PROBLEM TO WORK ON:
Please copy out the lines in the entries that contain "Name".
EXERCISE MATERIAL below:
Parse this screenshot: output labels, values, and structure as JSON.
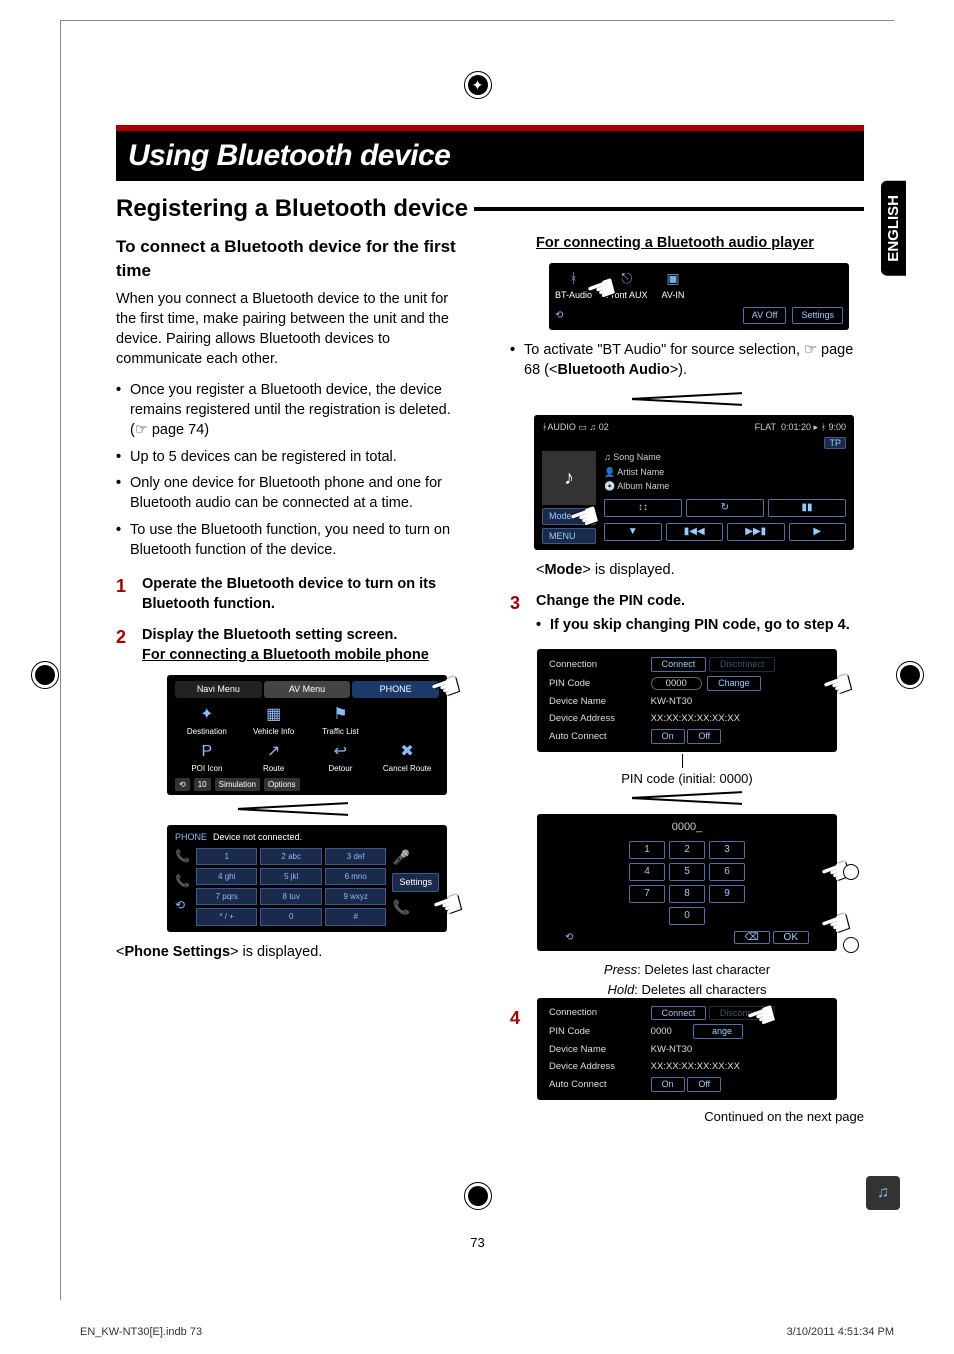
{
  "langtab": "ENGLISH",
  "title": "Using Bluetooth device",
  "subtitle": "Registering a Bluetooth device",
  "left": {
    "heading": "To connect a Bluetooth device for the first time",
    "intro": "When you connect a Bluetooth device to the unit for the first time, make pairing between the unit and the device. Pairing allows Bluetooth devices to communicate each other.",
    "bullets": [
      "Once you register a Bluetooth device, the device remains registered until the registration is deleted. (☞ page 74)",
      "Up to 5 devices can be registered in total.",
      "Only one device for Bluetooth phone and one for Bluetooth audio can be connected at a time.",
      "To use the Bluetooth function, you need to turn on Bluetooth function of the device."
    ],
    "step1": "Operate the Bluetooth device to turn on its Bluetooth function.",
    "step2": "Display the Bluetooth setting screen.",
    "step2u": "For connecting a Bluetooth mobile phone",
    "navi": {
      "tabs": [
        "Navi Menu",
        "AV Menu",
        "PHONE"
      ],
      "items": [
        "Destination",
        "Vehicle Info",
        "Traffic List",
        "",
        "POI Icon",
        "Route",
        "Detour",
        "Cancel Route"
      ],
      "bottom_left": "10",
      "bottom_mid": "Simulation",
      "bottom_right": "Options"
    },
    "phone": {
      "title": "PHONE",
      "status": "Device not connected.",
      "settings": "Settings"
    },
    "phonesettings_line": "<Phone Settings> is displayed."
  },
  "right": {
    "headu": "For connecting a Bluetooth audio player",
    "src": {
      "items": [
        "BT-Audio",
        "Front AUX",
        "AV-IN"
      ],
      "btns": [
        "AV Off",
        "Settings"
      ]
    },
    "activate_pre": "To activate \"BT Audio\" for source selection, ☞ page 68 (<",
    "activate_bold": "Bluetooth Audio",
    "activate_post": ">).",
    "play": {
      "source": "AUDIO",
      "track": "02",
      "eq": "FLAT",
      "time": "0:01:20",
      "clock": "9:00",
      "tp": "TP",
      "song": "Song Name",
      "artist": "Artist Name",
      "album": "Album Name",
      "mode": "Mode",
      "menu": "MENU"
    },
    "mode_line": "<Mode> is displayed.",
    "step3": "Change the PIN code.",
    "step3bullet": "If you skip changing PIN code, go to step 4.",
    "conn": {
      "rows": [
        {
          "k": "Connection",
          "v": "",
          "btns": [
            "Connect",
            "Disconnect"
          ]
        },
        {
          "k": "PIN Code",
          "v": "0000",
          "btns": [
            "Change"
          ]
        },
        {
          "k": "Device Name",
          "v": "KW-NT30"
        },
        {
          "k": "Device Address",
          "v": "XX:XX:XX:XX:XX:XX"
        },
        {
          "k": "Auto Connect",
          "v": "",
          "btns": [
            "On",
            "Off"
          ]
        }
      ]
    },
    "pincap": "PIN code (initial: 0000)",
    "keypad": {
      "disp": "0000_",
      "keys": [
        "1",
        "2",
        "3",
        "4",
        "5",
        "6",
        "7",
        "8",
        "9",
        "",
        "0",
        ""
      ],
      "ok": "OK"
    },
    "press": "Press: Deletes last character",
    "hold": "Hold: Deletes all characters",
    "conn2": {
      "rows": [
        {
          "k": "Connection",
          "v": "",
          "btns": [
            "Connect",
            "Disconnect"
          ]
        },
        {
          "k": "PIN Code",
          "v": "0000",
          "btns": [
            "Change"
          ]
        },
        {
          "k": "Device Name",
          "v": "KW-NT30"
        },
        {
          "k": "Device Address",
          "v": "XX:XX:XX:XX:XX:XX"
        },
        {
          "k": "Auto Connect",
          "v": "",
          "btns": [
            "On",
            "Off"
          ]
        }
      ]
    },
    "cont": "Continued on the next page"
  },
  "pagenum": "73",
  "footer_left": "EN_KW-NT30[E].indb   73",
  "footer_right": "3/10/2011   4:51:34 PM"
}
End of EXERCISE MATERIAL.
REPLY:
      "song": "Song Name",
      "artist": "Artist Name",
      "album": "Album Name",
          "k": "Device Name",
          "k": "Device Name",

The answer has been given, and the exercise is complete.